  2. IMHO, if you like/love the book, the movie or TV show will be nothing like the show put on in your mind. Especially if the show is made by and targeted toward the male audience. And oddly, if I see the show or movie first, I just can't enjoy reading the book. For me, the subject matter doesn't seem to matter (historical, romantic, comedy, etc), whichever format I encounter first tends to ruin the experience of the followup format. But yeah, even if I hadn't read the book, if the show is produced with male audience in mind, I probably won't watch much.

  3. Interesting. The violence and graphic sex was my impression from the first few commercials, but I've seen nothing on it since and heard even less. I'm glad you've mentioned it though, because I was thinking of getting the first season and now I totally won't. I hate that crap, and I don't understand why violence and sexual content is shoved so enthusiastically down our throats at every turn. I don't want it and I won't watch it. :(

    On the bright side, I love your bag! It's super cute. :)

    1. Haha whoops. Forgot that it was a separate post! :D

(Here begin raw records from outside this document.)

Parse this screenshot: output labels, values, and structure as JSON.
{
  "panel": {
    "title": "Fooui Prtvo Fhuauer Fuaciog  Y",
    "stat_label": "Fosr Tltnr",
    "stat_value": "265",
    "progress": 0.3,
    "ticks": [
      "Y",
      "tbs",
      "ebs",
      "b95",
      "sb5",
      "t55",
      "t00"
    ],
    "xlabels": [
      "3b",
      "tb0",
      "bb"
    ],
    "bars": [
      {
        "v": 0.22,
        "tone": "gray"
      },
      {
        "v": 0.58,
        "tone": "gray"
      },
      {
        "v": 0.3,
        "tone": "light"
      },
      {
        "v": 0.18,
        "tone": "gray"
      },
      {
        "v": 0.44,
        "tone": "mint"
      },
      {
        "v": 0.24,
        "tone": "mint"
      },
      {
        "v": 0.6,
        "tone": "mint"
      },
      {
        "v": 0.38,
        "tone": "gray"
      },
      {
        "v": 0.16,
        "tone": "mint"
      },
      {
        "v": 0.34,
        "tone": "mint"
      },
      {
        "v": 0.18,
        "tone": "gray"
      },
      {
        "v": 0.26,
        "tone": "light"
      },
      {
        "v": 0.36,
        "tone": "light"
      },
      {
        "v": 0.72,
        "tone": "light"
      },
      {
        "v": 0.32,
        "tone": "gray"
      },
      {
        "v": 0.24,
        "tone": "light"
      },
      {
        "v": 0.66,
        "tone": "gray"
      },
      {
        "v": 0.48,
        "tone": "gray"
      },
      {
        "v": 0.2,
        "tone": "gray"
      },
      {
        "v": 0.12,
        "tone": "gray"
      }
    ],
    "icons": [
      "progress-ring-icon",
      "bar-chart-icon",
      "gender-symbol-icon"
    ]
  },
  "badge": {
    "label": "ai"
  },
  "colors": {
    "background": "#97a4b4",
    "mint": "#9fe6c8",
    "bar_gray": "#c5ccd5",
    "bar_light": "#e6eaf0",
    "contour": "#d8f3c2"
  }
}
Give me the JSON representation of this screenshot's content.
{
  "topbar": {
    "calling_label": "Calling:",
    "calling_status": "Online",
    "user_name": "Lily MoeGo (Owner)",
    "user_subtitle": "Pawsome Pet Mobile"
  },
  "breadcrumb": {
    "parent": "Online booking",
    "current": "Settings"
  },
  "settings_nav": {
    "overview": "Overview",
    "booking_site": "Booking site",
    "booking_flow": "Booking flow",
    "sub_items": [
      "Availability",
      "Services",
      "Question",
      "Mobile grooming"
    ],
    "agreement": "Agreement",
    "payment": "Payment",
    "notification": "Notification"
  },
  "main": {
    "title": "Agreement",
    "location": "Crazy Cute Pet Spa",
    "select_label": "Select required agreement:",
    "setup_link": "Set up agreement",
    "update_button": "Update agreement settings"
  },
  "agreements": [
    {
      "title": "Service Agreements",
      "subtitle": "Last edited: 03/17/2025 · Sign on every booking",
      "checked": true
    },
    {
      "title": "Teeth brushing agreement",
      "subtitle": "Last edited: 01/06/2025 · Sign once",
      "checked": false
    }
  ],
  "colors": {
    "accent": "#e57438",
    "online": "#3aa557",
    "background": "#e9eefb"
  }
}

  4. I've enjoyed Outlander. It was a violent time, so there will be violence. I found the sex scenes refreshing, because I felt them NOT targeted to a male audience. The focus is less on the guy, as it normally is and more equal, more focused on the woman's pleasure. It's a sexually charged relationship, it would be odd if there were no sex scenes, and I liked it that it wasn't all about the guy. The show has been one of the few that celebrates a strong woman. She is not hanging about, whining and needing a guy to save her. They save each other, in different ways. Much more realistic and exciting stuff to watch.